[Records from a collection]

Start of Block

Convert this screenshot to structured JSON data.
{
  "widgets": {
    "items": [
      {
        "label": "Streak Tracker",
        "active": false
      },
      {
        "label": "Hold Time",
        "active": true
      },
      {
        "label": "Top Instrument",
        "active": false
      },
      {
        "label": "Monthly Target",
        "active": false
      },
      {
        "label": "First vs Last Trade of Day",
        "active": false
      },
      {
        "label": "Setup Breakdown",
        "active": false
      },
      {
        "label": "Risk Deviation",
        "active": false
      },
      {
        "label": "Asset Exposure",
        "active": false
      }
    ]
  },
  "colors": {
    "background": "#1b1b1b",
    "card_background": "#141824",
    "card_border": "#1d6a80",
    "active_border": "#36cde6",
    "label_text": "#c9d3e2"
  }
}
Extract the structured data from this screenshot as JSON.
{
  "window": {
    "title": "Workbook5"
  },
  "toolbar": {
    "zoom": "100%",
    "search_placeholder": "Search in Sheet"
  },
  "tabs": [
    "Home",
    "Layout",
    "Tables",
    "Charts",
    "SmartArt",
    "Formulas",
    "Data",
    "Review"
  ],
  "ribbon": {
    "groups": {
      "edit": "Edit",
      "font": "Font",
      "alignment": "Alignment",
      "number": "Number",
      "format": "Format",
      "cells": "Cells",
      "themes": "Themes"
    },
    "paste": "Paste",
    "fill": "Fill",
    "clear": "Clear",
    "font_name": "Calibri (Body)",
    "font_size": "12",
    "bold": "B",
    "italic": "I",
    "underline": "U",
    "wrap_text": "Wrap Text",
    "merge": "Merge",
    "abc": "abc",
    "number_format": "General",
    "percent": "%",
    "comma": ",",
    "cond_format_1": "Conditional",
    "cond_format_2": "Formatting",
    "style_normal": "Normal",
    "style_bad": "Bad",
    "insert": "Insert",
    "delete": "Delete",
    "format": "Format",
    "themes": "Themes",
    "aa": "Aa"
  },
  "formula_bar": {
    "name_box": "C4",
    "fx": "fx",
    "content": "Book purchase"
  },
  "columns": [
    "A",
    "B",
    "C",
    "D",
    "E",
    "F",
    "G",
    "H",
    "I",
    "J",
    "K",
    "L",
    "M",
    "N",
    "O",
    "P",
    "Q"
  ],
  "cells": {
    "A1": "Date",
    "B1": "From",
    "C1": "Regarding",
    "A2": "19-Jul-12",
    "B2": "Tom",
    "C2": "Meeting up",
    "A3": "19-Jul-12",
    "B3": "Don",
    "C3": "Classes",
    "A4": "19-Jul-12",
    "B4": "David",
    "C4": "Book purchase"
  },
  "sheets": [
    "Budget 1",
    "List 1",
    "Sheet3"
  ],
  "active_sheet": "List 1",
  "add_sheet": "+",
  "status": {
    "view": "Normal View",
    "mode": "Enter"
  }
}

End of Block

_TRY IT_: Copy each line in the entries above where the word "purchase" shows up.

_YOUR SOLUTION_:
    "content": "Book purchase"
    "C4": "Book purchase"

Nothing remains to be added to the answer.